The first attempt involved trailing a line down wind and down stream (at 7 knots boat speed) with the parts in an empty 5ltr water bottle. Janet was at the helm and Mark on the boat hook, whilst Jonathan let out the line. After several valiant attempts (and I really hope the video I took does the scene justice) it was decided a different approach was necessary. Like all good sailors, never let an experience go to waste, it was decided to swing the bottle 'a la Panama Canal' style with At Last coming alongside as near as they could. Sadly after some very close calls it was decided this also wasn't working, so a neater trailing arrangement with slightly different positioning was organised. Whoop de doo it worked! Mark's reach and Janet's brilliant helming had at last paid off. Cheers and hugs all round.
We have now parted company after Mark confirmed that the parts had done the job and they were now opening something of a sparkling nature. Janet has also proclaimed that the refined Autohelm is to be known as 'Matilda' from this day forth. Makes me all choked up just thinking about it...
03/09/2012, San Cristobal, Galapagos

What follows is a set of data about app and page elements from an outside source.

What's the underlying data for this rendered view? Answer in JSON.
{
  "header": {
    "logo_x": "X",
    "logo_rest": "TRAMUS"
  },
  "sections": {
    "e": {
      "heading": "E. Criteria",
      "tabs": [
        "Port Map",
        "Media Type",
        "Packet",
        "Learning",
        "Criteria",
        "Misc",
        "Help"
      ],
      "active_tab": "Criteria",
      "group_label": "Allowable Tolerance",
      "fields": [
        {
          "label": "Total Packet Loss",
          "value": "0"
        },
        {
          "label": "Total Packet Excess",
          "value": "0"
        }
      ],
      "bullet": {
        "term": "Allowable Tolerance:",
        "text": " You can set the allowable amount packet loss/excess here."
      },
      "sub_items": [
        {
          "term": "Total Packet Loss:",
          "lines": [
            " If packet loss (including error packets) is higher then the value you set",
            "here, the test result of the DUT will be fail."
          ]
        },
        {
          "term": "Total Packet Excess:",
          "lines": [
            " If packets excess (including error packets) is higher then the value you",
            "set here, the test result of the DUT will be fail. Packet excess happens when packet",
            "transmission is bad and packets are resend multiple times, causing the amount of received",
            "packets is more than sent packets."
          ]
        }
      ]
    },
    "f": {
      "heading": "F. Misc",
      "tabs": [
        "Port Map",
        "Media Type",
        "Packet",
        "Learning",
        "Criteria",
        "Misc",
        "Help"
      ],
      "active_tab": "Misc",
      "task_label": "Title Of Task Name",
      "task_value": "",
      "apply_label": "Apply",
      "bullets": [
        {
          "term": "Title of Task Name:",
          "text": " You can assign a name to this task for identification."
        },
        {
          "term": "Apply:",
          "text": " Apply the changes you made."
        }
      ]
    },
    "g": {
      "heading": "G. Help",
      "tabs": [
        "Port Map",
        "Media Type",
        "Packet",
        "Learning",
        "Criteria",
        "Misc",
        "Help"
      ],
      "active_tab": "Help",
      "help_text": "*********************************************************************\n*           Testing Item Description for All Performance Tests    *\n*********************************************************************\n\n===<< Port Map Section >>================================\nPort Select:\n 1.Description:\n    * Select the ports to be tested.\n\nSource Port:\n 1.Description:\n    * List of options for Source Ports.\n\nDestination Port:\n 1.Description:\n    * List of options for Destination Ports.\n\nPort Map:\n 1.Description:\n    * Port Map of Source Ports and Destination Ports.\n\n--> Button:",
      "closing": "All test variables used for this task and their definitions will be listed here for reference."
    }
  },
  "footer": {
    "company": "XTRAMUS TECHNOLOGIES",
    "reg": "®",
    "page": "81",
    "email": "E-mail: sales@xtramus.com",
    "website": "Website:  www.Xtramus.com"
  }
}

As per usual we probably didn't choose the best initial course and fell behind the pack, but we shouldn't really care now the trades have set in and we are having a great sail in the best of company.
As I speak we have around 20 knots of wind and are jogging along nicely. Hopefully this wind will continue, gradually backing towards our stern (as we have been promised) although we could do without the succession of squalls. We have just got around to putting a reef in after Jonathan realised that he had been looking at apparent wind rather than true wind on his watch, and as a result had ridden out a squall that must have approached 30 knots under full sail (I was catching up on some sleep). He wondered why the rig had been singing but our lovely strong boat never missed a beat. On the radio net we understand some boats are getting 200 mile days, we can only dream about that sort of performance in our little boat, but we are getting close to our record of a 176 mile day.

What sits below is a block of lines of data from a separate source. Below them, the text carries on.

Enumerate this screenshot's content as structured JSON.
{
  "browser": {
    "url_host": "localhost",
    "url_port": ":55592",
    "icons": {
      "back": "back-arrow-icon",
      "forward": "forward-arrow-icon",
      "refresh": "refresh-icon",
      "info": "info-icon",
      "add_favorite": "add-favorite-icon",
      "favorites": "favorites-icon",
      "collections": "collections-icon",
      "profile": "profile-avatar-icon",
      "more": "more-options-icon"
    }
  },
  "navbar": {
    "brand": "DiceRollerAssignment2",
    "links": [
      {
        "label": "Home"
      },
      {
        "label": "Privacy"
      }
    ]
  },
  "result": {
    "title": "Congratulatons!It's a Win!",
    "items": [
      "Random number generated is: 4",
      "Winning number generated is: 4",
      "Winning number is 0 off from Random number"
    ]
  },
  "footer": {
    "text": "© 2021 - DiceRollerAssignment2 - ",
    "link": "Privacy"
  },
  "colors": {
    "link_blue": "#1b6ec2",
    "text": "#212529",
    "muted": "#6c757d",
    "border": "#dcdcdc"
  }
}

Now we have wind we are at last able to use our Hydrovane wind-driven self steering and the Duogen (water/wind powered generator) and both are performing way beyond our expectations. The inherited old (and recently overhauled) Duogen in particular has proven a major pleasant surprise. If we have over 5 knots of boat speed the water mode easily covers all the boats power needs (autohelm, watermaker, navigation screens, fridge etc etc) and even puts some back in the battery with very little effect on our boat speed. Why oh why did we buy a diesel generator!
This morning we found the usual various dead flying fish and squid on deck. It's hard to believe that the little squid can actually jump so high. There are whole flocks of them in this Southern Ocean leg so I suppose its no suprise, and its just a question of time before we find them down the hatches or in our flues. Apparently someone from Sapphire on the SSB net reported a flying fish landing on his face whilst he was napping in his bunk. I wonder if it is safe to make a sushi breakfast with the morning crop?
This morning we also woke up to a large sailing boat in the distance; the 'Christopher'. They got in touch with us via VHF and we had a lovely chat with a promise of a beer waiting for us when we get to Hiva. As the yacht looked enormous, was speeding past and they have a crew of 9 (taking the boat to meet its owner), I suspect the beers will be warm by the time we get to them.
I have been trying to make bread rolls this morning, but getting yeast to rise in this rock and roll has proved a challenge. Really hoping they will work out as we have plans for a hot dog dinner tomorrow. I am not sure we have anything in our medical kit that can cope with broken teeth or other bread-related injuries.